Wherever the string "icon" appears in the records, return the line that holds it.

[SOURCE MATERIAL — start]

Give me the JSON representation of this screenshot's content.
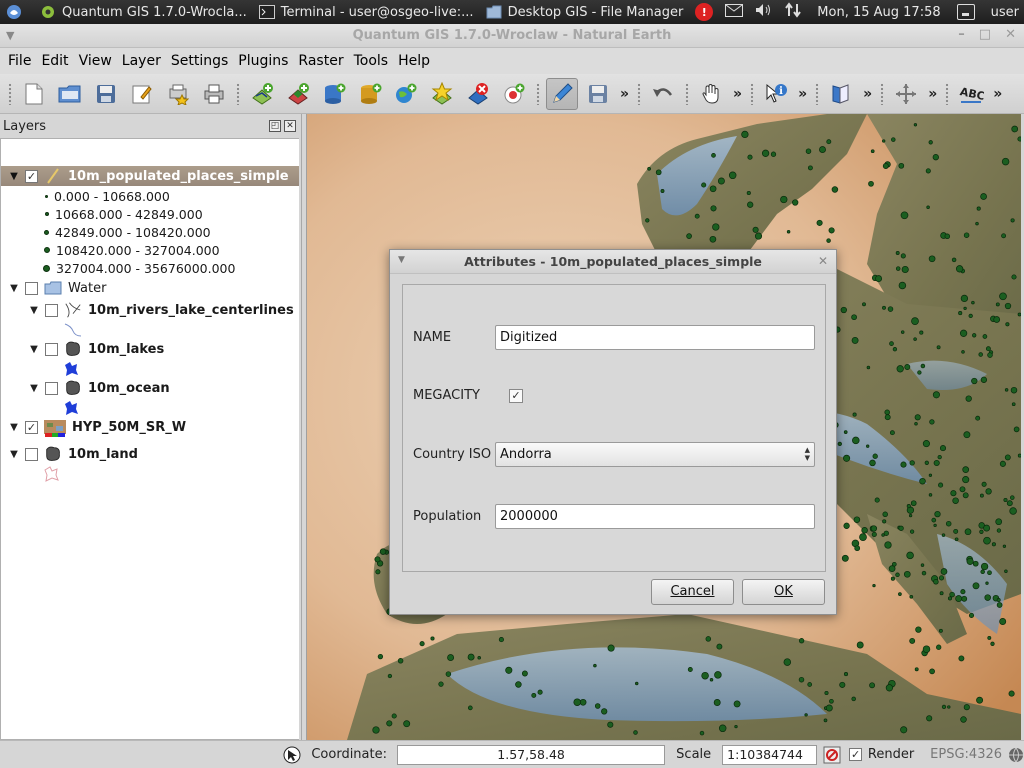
{
  "top_panel": {
    "apps": [
      {
        "label": "Quantum GIS 1.7.0-Wrocla...",
        "icon": "qgis-icon"
      },
      {
        "label": "Terminal - user@osgeo-live:...",
        "icon": "terminal-icon"
      },
      {
        "label": "Desktop GIS - File Manager",
        "icon": "folder-icon"
      }
    ],
    "datetime": "Mon, 15 Aug  17:58",
    "user": "user",
    "update_badge": "!"
  },
  "window": {
    "title": "Quantum GIS 1.7.0-Wroclaw - Natural Earth"
  },
  "menubar": [
    {
      "label": "File"
    },
    {
      "label": "Edit"
    },
    {
      "label": "View"
    },
    {
      "label": "Layer"
    },
    {
      "label": "Settings"
    },
    {
      "label": "Plugins"
    },
    {
      "label": "Raster"
    },
    {
      "label": "Tools"
    },
    {
      "label": "Help"
    }
  ],
  "layers_panel": {
    "title": "Layers",
    "layer1": {
      "name": "10m_populated_places_simple",
      "checked": true
    },
    "legend": [
      "0.000 - 10668.000",
      "10668.000 - 42849.000",
      "42849.000 - 108420.000",
      "108420.000 - 327004.000",
      "327004.000 - 35676000.000"
    ],
    "group_water": "Water",
    "rivers": "10m_rivers_lake_centerlines",
    "lakes": "10m_lakes",
    "ocean": "10m_ocean",
    "hyp": "HYP_50M_SR_W",
    "land": "10m_land"
  },
  "dialog": {
    "title": "Attributes - 10m_populated_places_simple",
    "fields": {
      "name_label": "NAME",
      "name_value": "Digitized",
      "megacity_label": "MEGACITY",
      "megacity_checked": true,
      "country_label": "Country ISO",
      "country_value": "Andorra",
      "population_label": "Population",
      "population_value": "2000000"
    },
    "cancel_label": "Cancel",
    "ok_label": "OK"
  },
  "statusbar": {
    "coordinate_label": "Coordinate:",
    "coordinate_value": "1.57,58.48",
    "scale_label": "Scale",
    "scale_value": "1:10384744",
    "render_label": "Render",
    "render_checked": true,
    "crs": "EPSG:4326"
  },
  "colors": {
    "land_light": "#eccfb2",
    "sea_dark": "#c68a58",
    "terrain_green": "#7d7a55",
    "terrain_blue": "#6f8fb0",
    "point_green": "#1b5e20"
  }
}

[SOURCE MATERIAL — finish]

- ANSWER TO THIS PROBLEM
        "icon": "qgis-icon"
        "icon": "terminal-icon"
        "icon": "folder-icon"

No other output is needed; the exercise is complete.